The Kaempfer Co. of Washington, which owns the property, wants to replace the existing shops and cinema with a hotel, two office towers and shops. Last month, company officials announced that a $60,000 study by its architectural consultants had indicated that preserving the buildings was not feasible. Company officials could not be reached for comment yesterday on the planning board's actions.
The study, approved by the planning board and authorized by State Historical Preservation Officer J. Rodney Little, will consider economic incentives and tax credits, along with state and federal grants, to make redevelopment more attractive to businesses. Officials said they do not know when the study will begin or how long it may take.
Richard Striner, who as head of the Art Deco Society led the campaign to prevent the razing of the complex, called the board's decision to help fund the study and to change the status of the property "a very great moral victory."
The planning commission has been struggling with the future of the complex since the county's Historic Preservation Commission asked it last year to designate the area as a historic district. By placing the Silver Theatre and shopping district on the county's Locational Atlas, the board retains greater control than if it had included the district on the Master Plan for Historic Preservation. The master plan designation would have brought the Maryland Historical Preservation Commission into consultations on any changes to the property.
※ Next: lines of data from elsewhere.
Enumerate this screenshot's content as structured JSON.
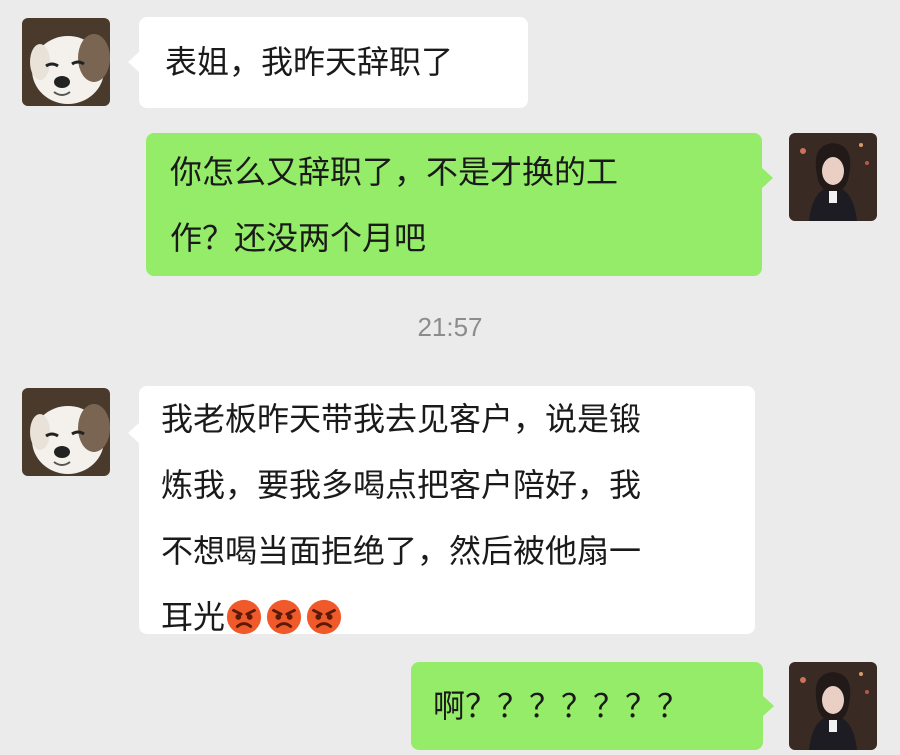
{
  "messages": [
    {
      "sender": "contact",
      "text": "表姐，我昨天辞职了"
    },
    {
      "sender": "me",
      "text": "你怎么又辞职了，不是才换的工\n作？还没两个月吧"
    },
    {
      "sender": "contact",
      "text": "我老板昨天带我去见客户，说是锻\n炼我，要我多喝点把客户陪好，我\n不想喝当面拒绝了，然后被他扇一\n耳光",
      "emojis": [
        "angry-face-icon",
        "angry-face-icon",
        "angry-face-icon"
      ]
    },
    {
      "sender": "me",
      "text": "啊？？？？？？？"
    }
  ],
  "timestamp": "21:57",
  "colors": {
    "background": "#ebebeb",
    "incoming_bubble": "#ffffff",
    "outgoing_bubble": "#95ec69",
    "timestamp_text": "#8c8c8c"
  }
}
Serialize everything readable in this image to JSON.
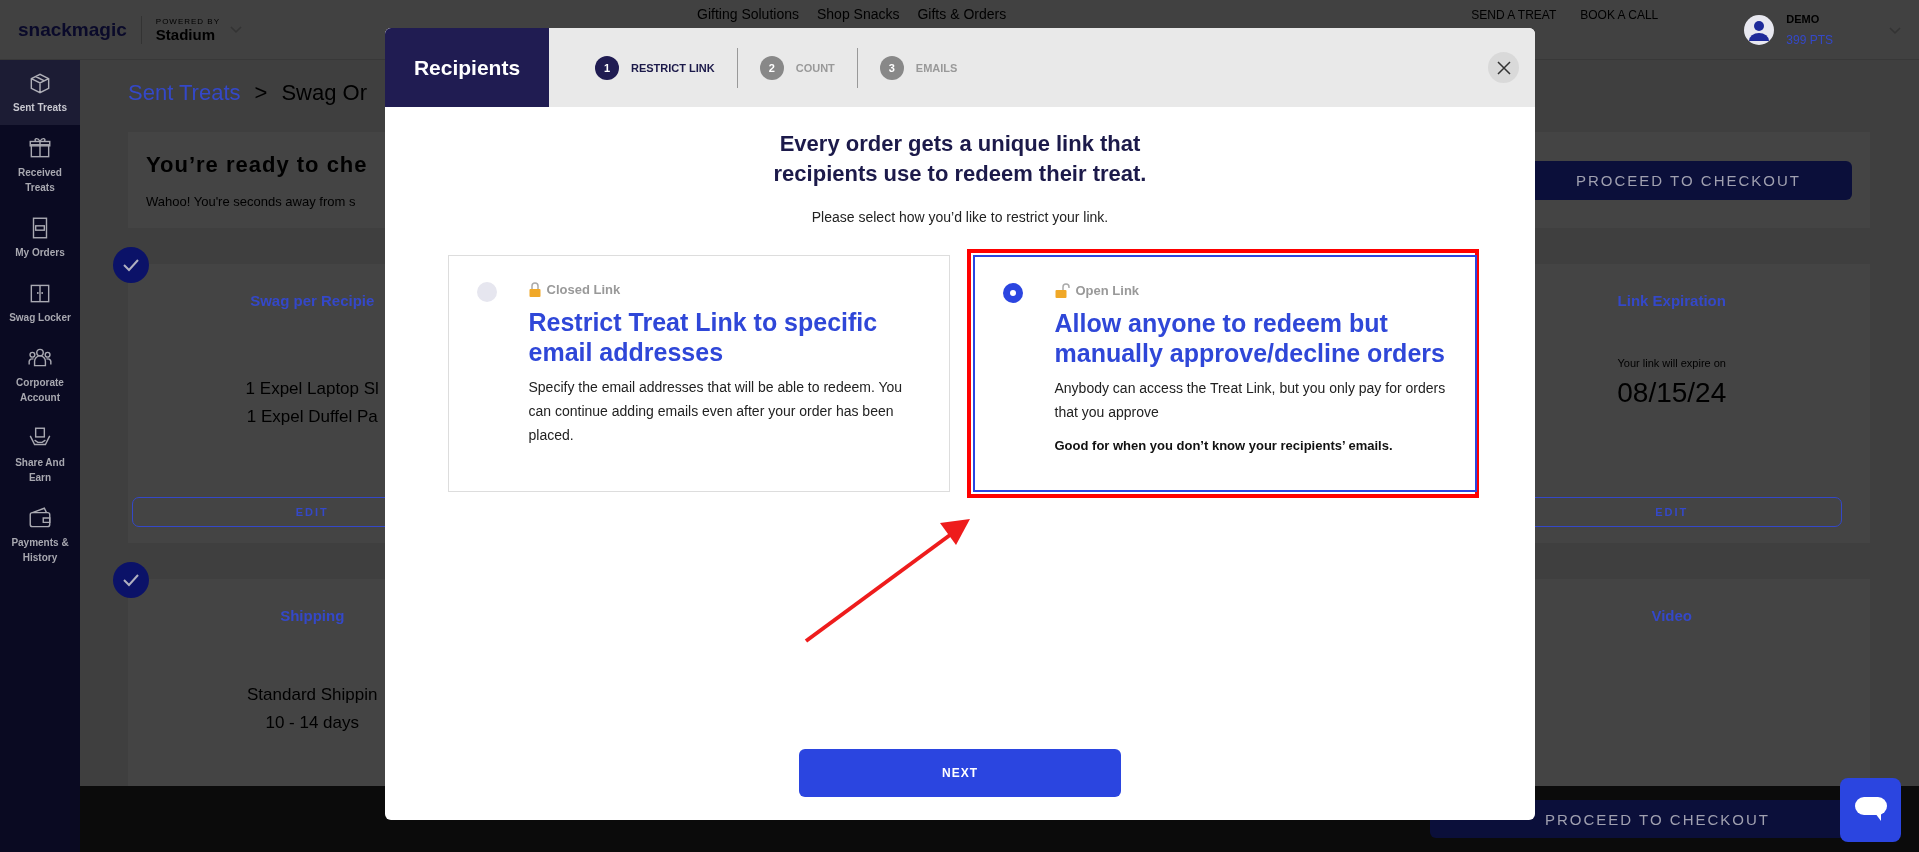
{
  "top_bar": {
    "logo": "snackmagic",
    "powered_by": "POWERED BY",
    "partner": "Stadium",
    "nav": [
      "Gifting Solutions",
      "Shop Snacks",
      "Gifts & Orders"
    ],
    "links": [
      "SEND A TREAT",
      "BOOK A CALL"
    ],
    "user": {
      "name": "DEMO",
      "points": "399 PTS"
    }
  },
  "sidebar": {
    "items": [
      {
        "label": "Sent Treats",
        "selected": true
      },
      {
        "label": "Received Treats",
        "selected": false
      },
      {
        "label": "My Orders",
        "selected": false
      },
      {
        "label": "Swag Locker",
        "selected": false
      },
      {
        "label": "Corporate Account",
        "selected": false
      },
      {
        "label": "Share And Earn",
        "selected": false
      },
      {
        "label": "Payments & History",
        "selected": false
      }
    ]
  },
  "page": {
    "breadcrumb": [
      "Sent Treats",
      "Swag Or"
    ],
    "breadcrumb_separator": ">",
    "ready_card": {
      "title": "You’re ready to che",
      "text": "Wahoo! You're seconds away from s",
      "button": "PROCEED TO CHECKOUT"
    },
    "sections": [
      {
        "columns": [
          {
            "heading": "Swag per Recipie",
            "lines": [
              "1 Expel Laptop Sl",
              "1 Expel Duffel Pa"
            ],
            "button": "EDIT"
          },
          {
            "heading": "Link Expiration",
            "caption": "Your link will expire on",
            "value": "08/15/24",
            "button": "EDIT"
          }
        ]
      },
      {
        "columns": [
          {
            "heading": "Shipping",
            "lines": [
              "Standard Shippin",
              "10 - 14 days"
            ]
          },
          {
            "heading": "Video"
          }
        ]
      }
    ]
  },
  "bottom_bar": {
    "button": "PROCEED TO CHECKOUT"
  },
  "modal": {
    "title": "Recipients",
    "steps": [
      {
        "number": "1",
        "label": "RESTRICT LINK",
        "selected": true
      },
      {
        "number": "2",
        "label": "COUNT",
        "selected": false
      },
      {
        "number": "3",
        "label": "EMAILS",
        "selected": false
      }
    ],
    "heading": "Every order gets a unique link that recipients use to redeem their treat.",
    "subheading": "Please select how you’d like to restrict your link.",
    "options": [
      {
        "kind": "closed",
        "tag": "Closed Link",
        "title": "Restrict Treat Link to specific email addresses",
        "description": "Specify the email addresses that will be able to redeem. You can continue adding emails even after your order has been placed.",
        "selected": false,
        "highlighted": false
      },
      {
        "kind": "open",
        "tag": "Open Link",
        "title": "Allow anyone to redeem but manually approve/decline orders",
        "description": "Anybody can access the Treat Link, but you only pay for orders that you approve",
        "note": "Good for when you don’t know your recipients’ emails.",
        "selected": true,
        "highlighted": true
      }
    ],
    "button": "NEXT"
  }
}
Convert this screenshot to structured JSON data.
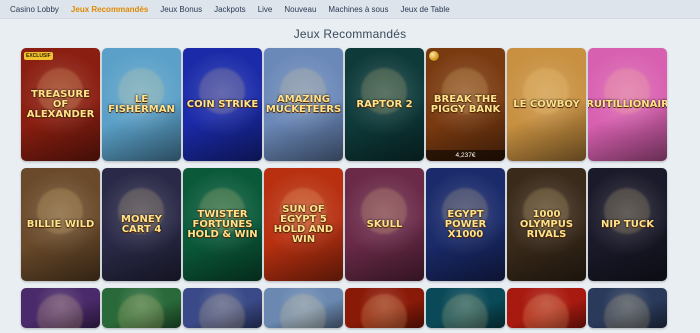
{
  "nav": {
    "items": [
      {
        "label": "Casino Lobby",
        "active": false
      },
      {
        "label": "Jeux Recommandés",
        "active": true
      },
      {
        "label": "Jeux Bonus",
        "active": false
      },
      {
        "label": "Jackpots",
        "active": false
      },
      {
        "label": "Live",
        "active": false
      },
      {
        "label": "Nouveau",
        "active": false
      },
      {
        "label": "Machines à sous",
        "active": false
      },
      {
        "label": "Jeux de Table",
        "active": false
      }
    ],
    "active_color": "#e08a00"
  },
  "section": {
    "title": "Jeux Recommandés"
  },
  "games": [
    {
      "title": "Treasure of Alexander",
      "badge": "EXCLUSIF",
      "bg": "#8a1e10"
    },
    {
      "title": "Le Fisherman",
      "bg": "#5aa0c8"
    },
    {
      "title": "Coin Strike",
      "bg": "#1a2aa8"
    },
    {
      "title": "Amazing Mucketeers",
      "bg": "#6a88b8"
    },
    {
      "title": "Raptor 2",
      "bg": "#0e3a3a"
    },
    {
      "title": "Break the Piggy Bank",
      "jackpot": "4,237€",
      "bg": "#7a3a10"
    },
    {
      "title": "Le Cowboy",
      "bg": "#c89040"
    },
    {
      "title": "Fruitillionaire",
      "bg": "#d860b0"
    },
    {
      "title": "Billie Wild",
      "bg": "#6a4a2a"
    },
    {
      "title": "Money Cart 4",
      "bg": "#2a2a48"
    },
    {
      "title": "Twister Fortunes Hold & Win",
      "bg": "#0a5a3a"
    },
    {
      "title": "Sun of Egypt 5 Hold and Win",
      "bg": "#b83010"
    },
    {
      "title": "Skull",
      "bg": "#6a2a48"
    },
    {
      "title": "Egypt Power x1000",
      "bg": "#1a2a6a"
    },
    {
      "title": "1000 Olympus Rivals",
      "bg": "#3a2a1a"
    },
    {
      "title": "Nip Tuck",
      "bg": "#1a1a2a"
    },
    {
      "title": "",
      "bg": "#4a2a6a"
    },
    {
      "title": "",
      "bg": "#2a6a3a"
    },
    {
      "title": "",
      "bg": "#3a4a88"
    },
    {
      "title": "",
      "bg": "#6a88b0"
    },
    {
      "title": "",
      "bg": "#8a1a08"
    },
    {
      "title": "",
      "bg": "#0a4a58"
    },
    {
      "title": "",
      "bg": "#a81a10"
    },
    {
      "title": "",
      "bg": "#2a3a5a"
    }
  ]
}
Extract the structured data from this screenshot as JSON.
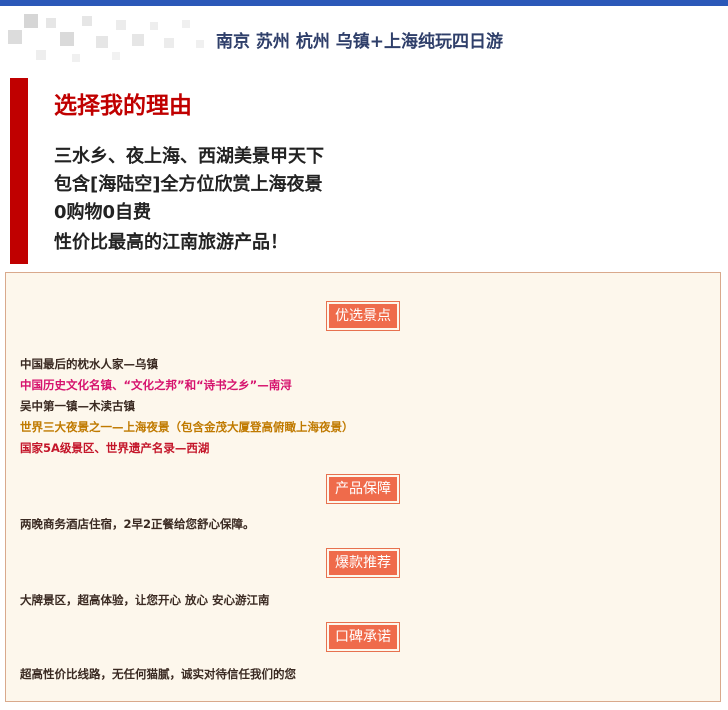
{
  "header": {
    "title": "南京 苏州 杭州 乌镇+上海纯玩四日游",
    "accent": "#2b58b8"
  },
  "reasons": {
    "heading": "选择我的理由",
    "lines": [
      "三水乡、夜上海、西湖美景甲天下",
      "包含[海陆空]全方位欣赏上海夜景",
      "0购物0自费",
      "性价比最高的江南旅游产品！"
    ],
    "accent": "#c00000"
  },
  "sections": {
    "spots": {
      "title": "优选景点",
      "items": [
        "中国最后的枕水人家—乌镇",
        "中国历史文化名镇、“文化之邦”和“诗书之乡”—南浔",
        "吴中第一镇—木渎古镇",
        "世界三大夜景之一—上海夜景（包含金茂大厦登高俯瞰上海夜景）",
        "国家5A级景区、世界遗产名录—西湖"
      ]
    },
    "guarantee": {
      "title": "产品保障",
      "text": "两晚商务酒店住宿，2早2正餐给您舒心保障。"
    },
    "hot": {
      "title": "爆款推荐",
      "text": "大牌景区，超高体验，让您开心 放心 安心游江南"
    },
    "reputation": {
      "title": "口碑承诺",
      "text": "超高性价比线路，无任何猫腻，诚实对待信任我们的您"
    }
  }
}
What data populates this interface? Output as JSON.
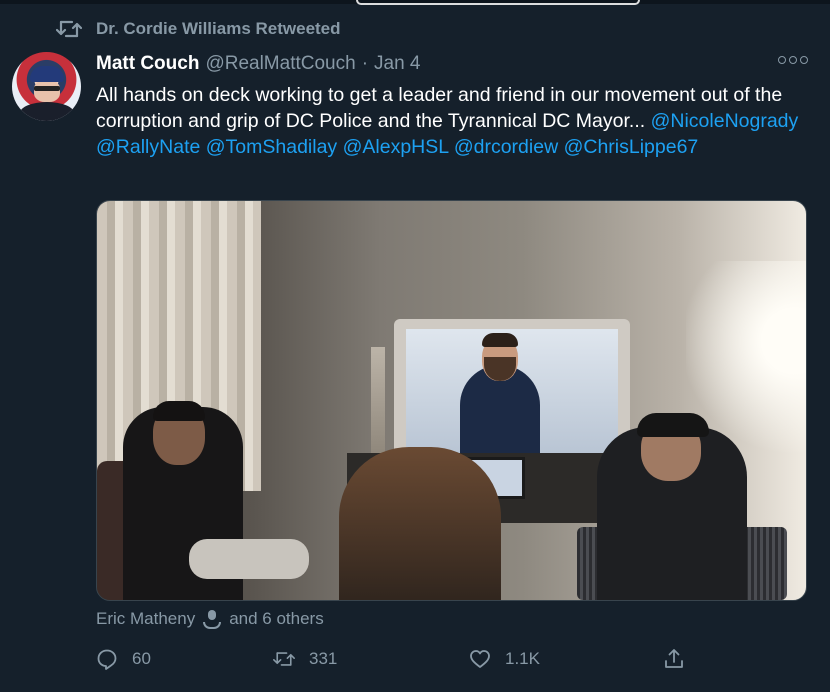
{
  "retweet_context": {
    "text": "Dr. Cordie Williams Retweeted",
    "icon": "retweet-icon"
  },
  "tweet": {
    "author_name": "Matt Couch",
    "author_handle": "@RealMattCouch",
    "separator": "·",
    "date": "Jan 4",
    "text_plain": "All hands on deck working to get a leader and friend in our movement out of the corruption and grip of DC Police and the Tyrannical DC Mayor... ",
    "mentions": [
      "@NicoleNogrady",
      "@RallyNate",
      "@TomShadilay",
      "@AlexpHSL",
      "@drcordiew",
      "@ChrisLippe67"
    ],
    "tagged_user": "Eric Matheny",
    "tagged_others": "and 6 others"
  },
  "actions": {
    "reply_count": "60",
    "retweet_count": "331",
    "like_count": "1.1K"
  },
  "colors": {
    "background": "#15202b",
    "text": "#ffffff",
    "muted": "#8899a6",
    "link": "#1da1f2",
    "border": "#38444d"
  },
  "icons": [
    "retweet-icon",
    "more-icon",
    "reply-icon",
    "like-icon",
    "share-icon",
    "user-icon"
  ]
}
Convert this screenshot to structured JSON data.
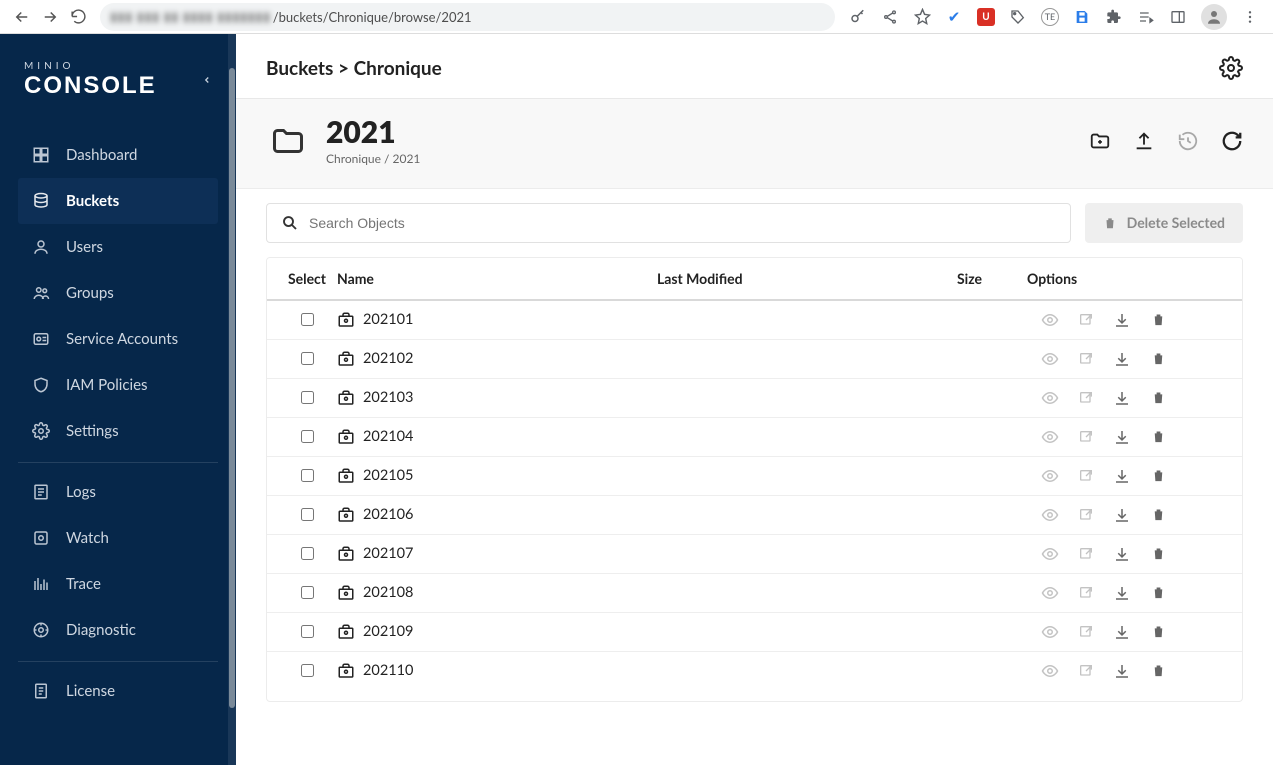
{
  "chrome": {
    "url_visible": "/buckets/Chronique/browse/2021"
  },
  "sidebar": {
    "brand_top": "MINIO",
    "brand_main": "CONSOLE",
    "groups": [
      {
        "items": [
          {
            "label": "Dashboard",
            "icon": "dashboard-icon",
            "active": false
          },
          {
            "label": "Buckets",
            "icon": "buckets-icon",
            "active": true
          },
          {
            "label": "Users",
            "icon": "users-icon",
            "active": false
          },
          {
            "label": "Groups",
            "icon": "groups-icon",
            "active": false
          },
          {
            "label": "Service Accounts",
            "icon": "service-accounts-icon",
            "active": false
          },
          {
            "label": "IAM Policies",
            "icon": "shield-icon",
            "active": false
          },
          {
            "label": "Settings",
            "icon": "settings-icon",
            "active": false
          }
        ]
      },
      {
        "items": [
          {
            "label": "Logs",
            "icon": "logs-icon",
            "active": false
          },
          {
            "label": "Watch",
            "icon": "watch-icon",
            "active": false
          },
          {
            "label": "Trace",
            "icon": "trace-icon",
            "active": false
          },
          {
            "label": "Diagnostic",
            "icon": "diagnostic-icon",
            "active": false
          }
        ]
      },
      {
        "items": [
          {
            "label": "License",
            "icon": "license-icon",
            "active": false
          }
        ]
      }
    ]
  },
  "breadcrumb": "Buckets > Chronique",
  "folder": {
    "title": "2021",
    "path": "Chronique / 2021"
  },
  "search": {
    "placeholder": "Search Objects"
  },
  "delete_btn": "Delete Selected",
  "table": {
    "headers": {
      "select": "Select",
      "name": "Name",
      "modified": "Last Modified",
      "size": "Size",
      "options": "Options"
    },
    "rows": [
      {
        "name": "202101"
      },
      {
        "name": "202102"
      },
      {
        "name": "202103"
      },
      {
        "name": "202104"
      },
      {
        "name": "202105"
      },
      {
        "name": "202106"
      },
      {
        "name": "202107"
      },
      {
        "name": "202108"
      },
      {
        "name": "202109"
      },
      {
        "name": "202110"
      }
    ]
  }
}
The buildings, some of which date from the late 1930s, were stripped of some details last year, including opaque glass and tiling.